— DIRECTIONS FOR THIS TASK —
Each entry must appear in the answer exactly as written.

— DATA SUPPLIED —

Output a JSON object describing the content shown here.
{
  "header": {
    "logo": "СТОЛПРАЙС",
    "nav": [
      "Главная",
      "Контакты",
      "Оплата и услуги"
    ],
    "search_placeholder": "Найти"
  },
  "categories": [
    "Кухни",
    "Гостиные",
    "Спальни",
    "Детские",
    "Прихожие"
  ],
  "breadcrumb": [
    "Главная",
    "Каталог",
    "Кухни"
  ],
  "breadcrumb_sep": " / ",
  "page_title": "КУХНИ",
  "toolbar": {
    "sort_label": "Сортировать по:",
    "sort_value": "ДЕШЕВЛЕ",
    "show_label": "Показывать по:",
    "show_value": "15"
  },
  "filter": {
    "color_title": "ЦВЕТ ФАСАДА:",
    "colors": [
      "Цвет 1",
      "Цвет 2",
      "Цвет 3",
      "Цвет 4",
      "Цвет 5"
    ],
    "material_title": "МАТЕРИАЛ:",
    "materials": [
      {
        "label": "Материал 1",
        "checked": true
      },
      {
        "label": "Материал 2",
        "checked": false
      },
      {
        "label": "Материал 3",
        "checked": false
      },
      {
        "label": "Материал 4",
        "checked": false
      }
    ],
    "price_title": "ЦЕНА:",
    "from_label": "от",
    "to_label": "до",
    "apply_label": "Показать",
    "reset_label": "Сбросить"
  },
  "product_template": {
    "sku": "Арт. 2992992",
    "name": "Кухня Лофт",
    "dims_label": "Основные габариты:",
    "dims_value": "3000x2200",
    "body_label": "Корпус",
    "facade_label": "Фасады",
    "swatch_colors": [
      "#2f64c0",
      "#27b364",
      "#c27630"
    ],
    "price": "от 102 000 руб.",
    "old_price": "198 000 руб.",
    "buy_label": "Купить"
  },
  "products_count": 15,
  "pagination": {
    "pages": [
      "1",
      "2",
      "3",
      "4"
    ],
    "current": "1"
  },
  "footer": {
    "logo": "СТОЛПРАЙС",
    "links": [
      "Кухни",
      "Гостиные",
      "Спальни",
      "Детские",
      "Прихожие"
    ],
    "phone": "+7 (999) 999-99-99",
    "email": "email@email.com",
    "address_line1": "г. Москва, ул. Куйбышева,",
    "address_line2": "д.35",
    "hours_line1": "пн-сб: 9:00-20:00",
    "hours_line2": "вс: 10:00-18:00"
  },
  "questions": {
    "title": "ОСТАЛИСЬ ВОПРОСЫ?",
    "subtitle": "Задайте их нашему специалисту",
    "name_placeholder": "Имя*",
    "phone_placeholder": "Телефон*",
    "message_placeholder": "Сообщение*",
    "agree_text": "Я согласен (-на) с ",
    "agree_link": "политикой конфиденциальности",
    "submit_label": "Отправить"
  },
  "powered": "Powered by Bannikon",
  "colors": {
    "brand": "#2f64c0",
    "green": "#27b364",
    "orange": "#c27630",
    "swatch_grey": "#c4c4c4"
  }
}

— TASK ANSWER —
Output a JSON object describing the content shown here.
{
  "header": {
    "logo": "СТОЛПРАЙС",
    "nav": [
      "Главная",
      "Контакты",
      "Оплата и услуги"
    ],
    "search_placeholder": "Найти"
  },
  "categories": [
    "Кухни",
    "Гостиные",
    "Спальни",
    "Детские",
    "Прихожие"
  ],
  "breadcrumb": [
    "Главная",
    "Каталог",
    "Кухни"
  ],
  "breadcrumb_sep": " / ",
  "page_title": "КУХНИ",
  "toolbar": {
    "sort_label": "Сортировать по:",
    "sort_value": "ДЕШЕВЛЕ",
    "show_label": "Показывать по:",
    "show_value": "15"
  },
  "filter": {
    "color_title": "ЦВЕТ ФАСАДА:",
    "colors": [
      "Цвет 1",
      "Цвет 2",
      "Цвет 3",
      "Цвет 4",
      "Цвет 5"
    ],
    "material_title": "МАТЕРИАЛ:",
    "materials": [
      {
        "label": "Материал 1",
        "checked": true
      },
      {
        "label": "Материал 2",
        "checked": false
      },
      {
        "label": "Материал 3",
        "checked": false
      },
      {
        "label": "Материал 4",
        "checked": false
      }
    ],
    "price_title": "ЦЕНА:",
    "from_label": "от",
    "to_label": "до",
    "apply_label": "Показать",
    "reset_label": "Сбросить"
  },
  "product_template": {
    "sku": "Арт. 2992992",
    "name": "Кухня Лофт",
    "dims_label": "Основные габариты:",
    "dims_value": "3000x2200",
    "body_label": "Корпус",
    "facade_label": "Фасады",
    "swatch_colors": [
      "#2f64c0",
      "#27b364",
      "#c27630"
    ],
    "price": "от 102 000 руб.",
    "old_price": "198 000 руб.",
    "buy_label": "Купить"
  },
  "products_count": 15,
  "pagination": {
    "pages": [
      "1",
      "2",
      "3",
      "4"
    ],
    "current": "1"
  },
  "footer": {
    "logo": "СТОЛПРАЙС",
    "links": [
      "Кухни",
      "Гостиные",
      "Спальни",
      "Детские",
      "Прихожие"
    ],
    "phone": "+7 (999) 999-99-99",
    "email": "email@email.com",
    "address_line1": "г. Москва, ул. Куйбышева,",
    "address_line2": "д.35",
    "hours_line1": "пн-сб: 9:00-20:00",
    "hours_line2": "вс: 10:00-18:00"
  },
  "questions": {
    "title": "ОСТАЛИСЬ ВОПРОСЫ?",
    "subtitle": "Задайте их нашему специалисту",
    "name_placeholder": "Имя*",
    "phone_placeholder": "Телефон*",
    "message_placeholder": "Сообщение*",
    "agree_text": "Я согласен (-на) с ",
    "agree_link": "политикой конфиденциальности",
    "submit_label": "Отправить"
  },
  "powered": "Powered by Bannikon",
  "colors": {
    "brand": "#2f64c0",
    "green": "#27b364",
    "orange": "#c27630",
    "swatch_grey": "#c4c4c4"
  }
}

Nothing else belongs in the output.